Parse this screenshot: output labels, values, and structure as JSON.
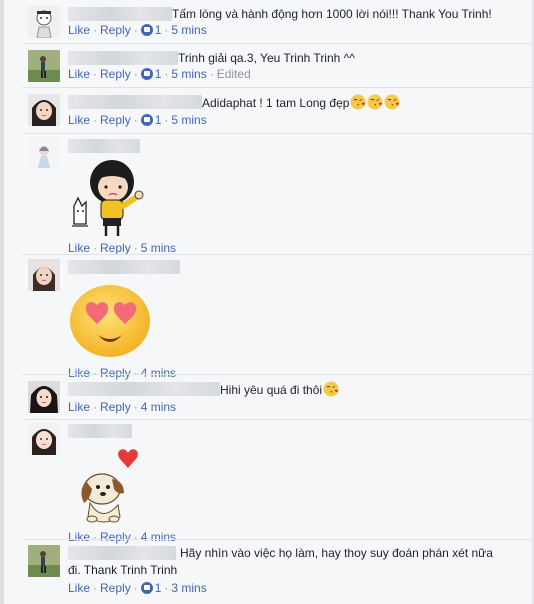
{
  "actions": {
    "like": "Like",
    "reply": "Reply",
    "edited": "Edited"
  },
  "comments": [
    {
      "text": "Tấm lòng và hành động hơn 1000 lời nói!!! Thank You Trinh!",
      "likes": "1",
      "time": "5 mins"
    },
    {
      "text": "Trinh giải qa.3, Yeu Trinh Trinh ^^",
      "likes": "1",
      "time": "5 mins"
    },
    {
      "text": "Adidaphat ! 1 tam Long đẹp",
      "likes": "1",
      "time": "5 mins"
    },
    {
      "text": "",
      "time": "5 mins"
    },
    {
      "text": "",
      "time": "4 mins"
    },
    {
      "text": "Hihi yêu quá đi thôi",
      "time": "4 mins"
    },
    {
      "text": "",
      "time": "4 mins"
    },
    {
      "text": "Hãy nhìn vào việc họ làm, hay thoy suy đoán phán xét nữa đi. Thank Trinh Trinh",
      "likes": "1",
      "time": "3 mins"
    }
  ],
  "colors": {
    "link": "#4267b2",
    "meta": "#90949c",
    "text": "#1d2129",
    "background": "#f6f7f9"
  },
  "icons": [
    "like-reaction-icon",
    "kiss-emoji-icon",
    "heart-eyes-emoji-icon",
    "girl-sticker",
    "puppy-heart-sticker"
  ]
}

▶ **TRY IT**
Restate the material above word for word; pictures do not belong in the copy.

▶ **SOLVED PROBLEM**
Parse this screenshot: output labels, values, and structure as JSON.
{
  "actions": {
    "like": "Like",
    "reply": "Reply",
    "edited": "Edited"
  },
  "comments": [
    {
      "text": "Tấm lòng và hành động hơn 1000 lời nói!!! Thank You Trinh!",
      "likes": "1",
      "time": "5 mins"
    },
    {
      "text": "Trinh giải qa.3, Yeu Trinh Trinh ^^",
      "likes": "1",
      "time": "5 mins"
    },
    {
      "text": "Adidaphat ! 1 tam Long đẹp",
      "likes": "1",
      "time": "5 mins"
    },
    {
      "text": "",
      "time": "5 mins"
    },
    {
      "text": "",
      "time": "4 mins"
    },
    {
      "text": "Hihi yêu quá đi thôi",
      "time": "4 mins"
    },
    {
      "text": "",
      "time": "4 mins"
    },
    {
      "text": "Hãy nhìn vào việc họ làm, hay thoy suy đoán phán xét nữa đi. Thank Trinh Trinh",
      "likes": "1",
      "time": "3 mins"
    }
  ],
  "colors": {
    "link": "#4267b2",
    "meta": "#90949c",
    "text": "#1d2129",
    "background": "#f6f7f9"
  },
  "icons": [
    "like-reaction-icon",
    "kiss-emoji-icon",
    "heart-eyes-emoji-icon",
    "girl-sticker",
    "puppy-heart-sticker"
  ]
}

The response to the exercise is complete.